++++ Available records ++++

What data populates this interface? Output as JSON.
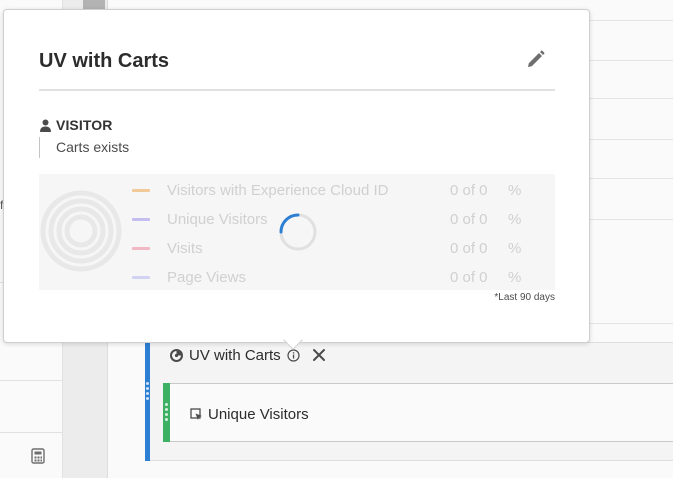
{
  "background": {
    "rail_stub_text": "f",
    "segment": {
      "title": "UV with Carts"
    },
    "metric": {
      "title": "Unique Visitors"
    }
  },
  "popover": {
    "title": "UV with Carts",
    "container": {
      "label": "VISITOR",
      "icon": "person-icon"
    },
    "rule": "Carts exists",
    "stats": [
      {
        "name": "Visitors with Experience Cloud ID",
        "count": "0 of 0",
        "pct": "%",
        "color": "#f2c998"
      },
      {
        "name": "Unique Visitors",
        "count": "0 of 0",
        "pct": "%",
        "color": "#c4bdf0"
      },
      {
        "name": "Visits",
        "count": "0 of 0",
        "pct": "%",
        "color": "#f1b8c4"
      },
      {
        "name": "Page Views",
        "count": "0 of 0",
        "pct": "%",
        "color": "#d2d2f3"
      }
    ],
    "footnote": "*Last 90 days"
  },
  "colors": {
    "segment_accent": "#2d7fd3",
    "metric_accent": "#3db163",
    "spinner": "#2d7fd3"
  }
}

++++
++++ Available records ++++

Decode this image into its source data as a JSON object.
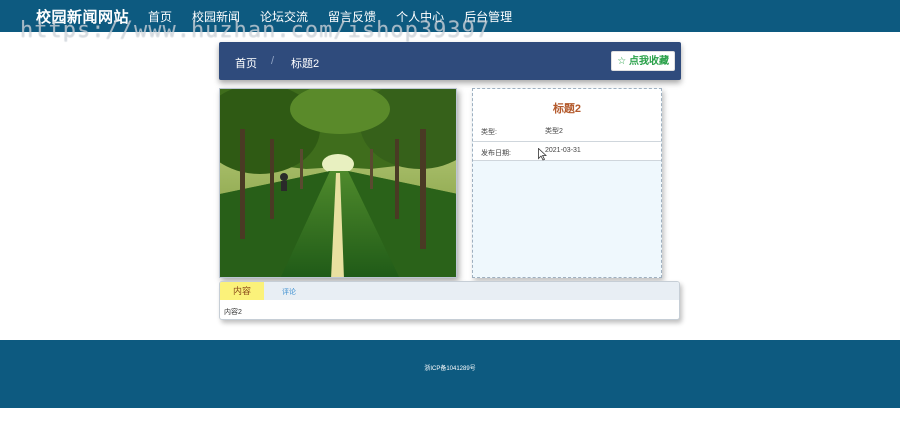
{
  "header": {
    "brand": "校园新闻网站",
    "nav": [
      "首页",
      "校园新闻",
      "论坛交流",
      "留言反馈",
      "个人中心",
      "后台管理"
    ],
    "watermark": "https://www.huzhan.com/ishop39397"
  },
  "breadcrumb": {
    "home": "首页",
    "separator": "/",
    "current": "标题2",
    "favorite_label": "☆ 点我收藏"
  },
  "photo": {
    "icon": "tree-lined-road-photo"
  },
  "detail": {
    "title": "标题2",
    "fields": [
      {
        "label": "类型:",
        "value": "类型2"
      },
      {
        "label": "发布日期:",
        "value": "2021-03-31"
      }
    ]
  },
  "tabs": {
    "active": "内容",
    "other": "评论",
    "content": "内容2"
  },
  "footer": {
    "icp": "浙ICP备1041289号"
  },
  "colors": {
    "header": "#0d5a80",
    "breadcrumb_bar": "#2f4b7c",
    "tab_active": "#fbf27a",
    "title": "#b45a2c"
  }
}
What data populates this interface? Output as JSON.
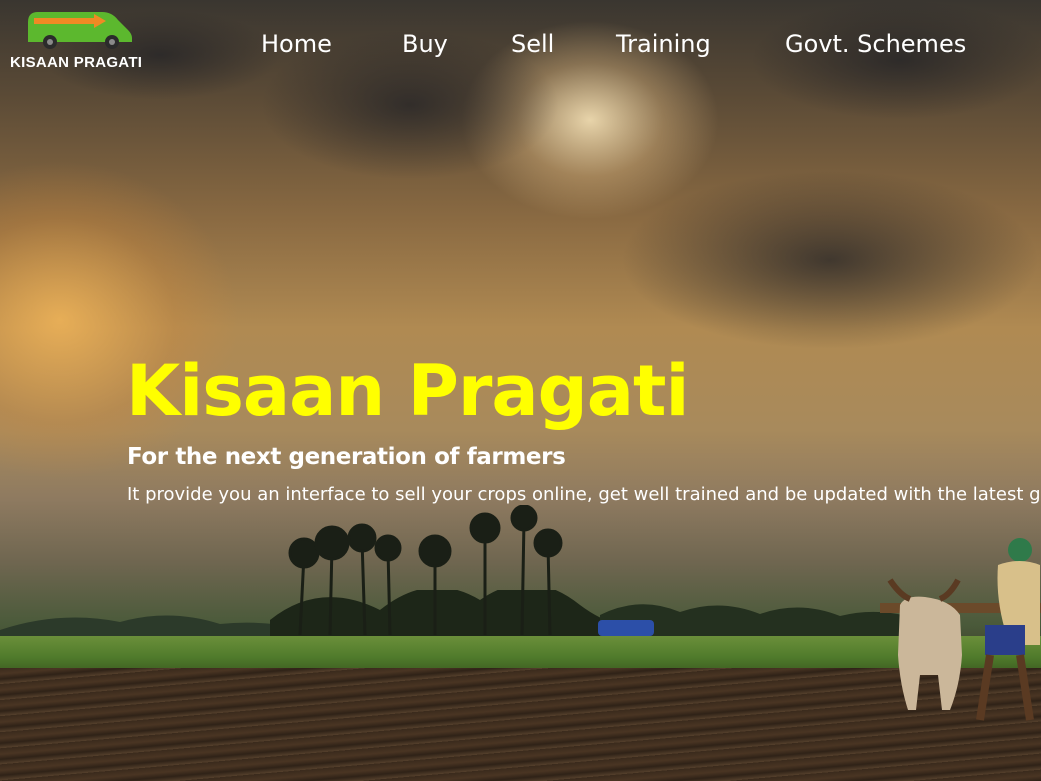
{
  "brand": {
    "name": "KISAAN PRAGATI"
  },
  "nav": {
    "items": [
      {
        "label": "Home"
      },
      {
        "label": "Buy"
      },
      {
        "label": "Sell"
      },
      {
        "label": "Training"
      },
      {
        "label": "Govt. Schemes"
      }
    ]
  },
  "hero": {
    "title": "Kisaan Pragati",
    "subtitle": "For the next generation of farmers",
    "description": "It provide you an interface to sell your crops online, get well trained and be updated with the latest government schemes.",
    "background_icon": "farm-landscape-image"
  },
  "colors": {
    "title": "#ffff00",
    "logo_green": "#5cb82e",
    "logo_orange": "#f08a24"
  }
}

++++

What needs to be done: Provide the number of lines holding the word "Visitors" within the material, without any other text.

Solution to this exercise: 3